  3. Regulation 84 of the Elections (General) Regulations, 2012, provided that a tallying centre ought to be a public place. Rhamu Arid Zone Primary School was a public place but the Sub-County Commissioner’s Office Block was a Government building and not a public place.
  4. A constituency tallying centre was the place where votes for the entire constituency would be tallied. All election results from polling stations across the constituency would be tallied at that centre. Election results for MCA’s, MPs, Woman Rep, Senator, Governor and President in that constituency would be tallied at the centre. That meant there would be many people assembling at the centre for purposes of tallying and witnessing tallying of the various election results.
  5. Depending on the number of candidates in an election there could be very many people at a tallying centre. The people who would be at tallying centres include agents, candidates or their agents, presiding officers and other election officials, police officers, accredited election observers and accredited media persons.
  6. The Respondent had a constitutional obligation to conduct free and fair elections which were to be free from violence, intimidation, improper influence or corruption. The elections were to be conducted in an independent, transparent, impartial, neutral, efficient, accurate and accountable manner.
  7. The constitutional requirement that results from polling stations were to be openly and accurately collated and promptly announced by the returning officer meant that those results ought to be collated and announced in the presence of candidates, their agents, party agents, observers, election officials and all those present to witness the exercise. That meant that collation and announcement of results had to be done in public. That was why there was a requirement that tallying centres had to be public places which were accessible to the public.
  8. The Respondent's decision to change the location of the tallying centre was tainted with procedural impropriety, illegality and unreasonableness. The Respondent did not consult the residents on that change. That went against the principle of public participation as enshrined in the Constitution and recognized in section 26 of the IEBC Act.
  9. It was unreasonable to designate an office block belonging to the Government as a tallying centre. That would give the impression that the Government was controlling the process when that was not necessarily the case. The making of a decision to change the location of a tallying centre called for public engagement in the decision making process because it was a decision which affected the right to witness tallying and announcement of election results.
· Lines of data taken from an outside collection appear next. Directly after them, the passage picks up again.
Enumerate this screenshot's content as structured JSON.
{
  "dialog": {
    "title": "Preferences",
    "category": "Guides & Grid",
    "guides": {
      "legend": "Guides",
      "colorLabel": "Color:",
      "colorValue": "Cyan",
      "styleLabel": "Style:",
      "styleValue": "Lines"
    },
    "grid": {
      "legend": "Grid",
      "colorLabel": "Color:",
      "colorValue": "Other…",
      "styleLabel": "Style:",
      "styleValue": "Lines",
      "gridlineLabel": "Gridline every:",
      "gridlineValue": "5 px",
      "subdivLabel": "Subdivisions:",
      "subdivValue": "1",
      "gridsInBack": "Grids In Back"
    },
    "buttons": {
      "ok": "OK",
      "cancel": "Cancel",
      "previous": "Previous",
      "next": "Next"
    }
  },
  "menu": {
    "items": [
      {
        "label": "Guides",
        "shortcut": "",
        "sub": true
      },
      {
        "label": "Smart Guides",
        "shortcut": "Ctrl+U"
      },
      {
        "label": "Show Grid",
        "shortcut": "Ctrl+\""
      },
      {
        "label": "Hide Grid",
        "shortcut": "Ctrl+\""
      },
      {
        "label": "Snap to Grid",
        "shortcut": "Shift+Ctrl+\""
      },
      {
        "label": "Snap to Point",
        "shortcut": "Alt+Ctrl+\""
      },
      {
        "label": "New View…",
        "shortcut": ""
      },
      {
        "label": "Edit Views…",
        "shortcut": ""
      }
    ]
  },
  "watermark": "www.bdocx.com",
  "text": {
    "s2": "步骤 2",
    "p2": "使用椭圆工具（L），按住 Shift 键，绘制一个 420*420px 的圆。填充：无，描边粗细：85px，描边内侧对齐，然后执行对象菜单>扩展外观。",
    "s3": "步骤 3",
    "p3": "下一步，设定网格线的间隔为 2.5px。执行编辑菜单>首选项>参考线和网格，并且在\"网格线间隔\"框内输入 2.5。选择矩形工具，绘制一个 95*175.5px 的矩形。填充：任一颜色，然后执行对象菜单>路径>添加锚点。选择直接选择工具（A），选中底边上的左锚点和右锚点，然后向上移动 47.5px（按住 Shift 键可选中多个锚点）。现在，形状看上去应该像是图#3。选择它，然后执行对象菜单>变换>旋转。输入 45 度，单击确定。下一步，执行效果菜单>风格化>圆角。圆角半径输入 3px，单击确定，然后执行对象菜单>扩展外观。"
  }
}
Petition allowed.
Orders:-

  1. A declaration declaring the decision by the Respondent to change the Mandera North Constituency tallying centre from Rhamu Arid Zone Primary School to the Sub-County Commissioner's Office Block without proper consultation and public participation was illegal, unprocedural and unconstitutional, was issued.
  2. An order of certiorari removing into the Court for purposes of quashing the decision of the Respondent to publish in Gazette Notice No 6396 CXIX No 86 of June 30, 2017 the Sub-County Commissioner’s Office Block appearing as code 041 in the third column of the Third Schedule as the tallying centre for Mandera North Constituency for the August 8, 2017 general elections, was issued.
  3. An order of mandamus compelling the Respondent to gazette Rhamu Arid Zone Primary School as the recognised tallying centre for the Mandera North Constituency for the August 8, 2017 general elections was issued.

Long'et Terer - CEO and Editor

e: editor@kenyalaw.org

t: @LongetTerer

The Kenya Law Team

Where Legal Information is Public Knowledge.

The National Council for Law Reporting | P.O Box 10443 - 00100, Nairobi Kenya. | www.kenyalaw.org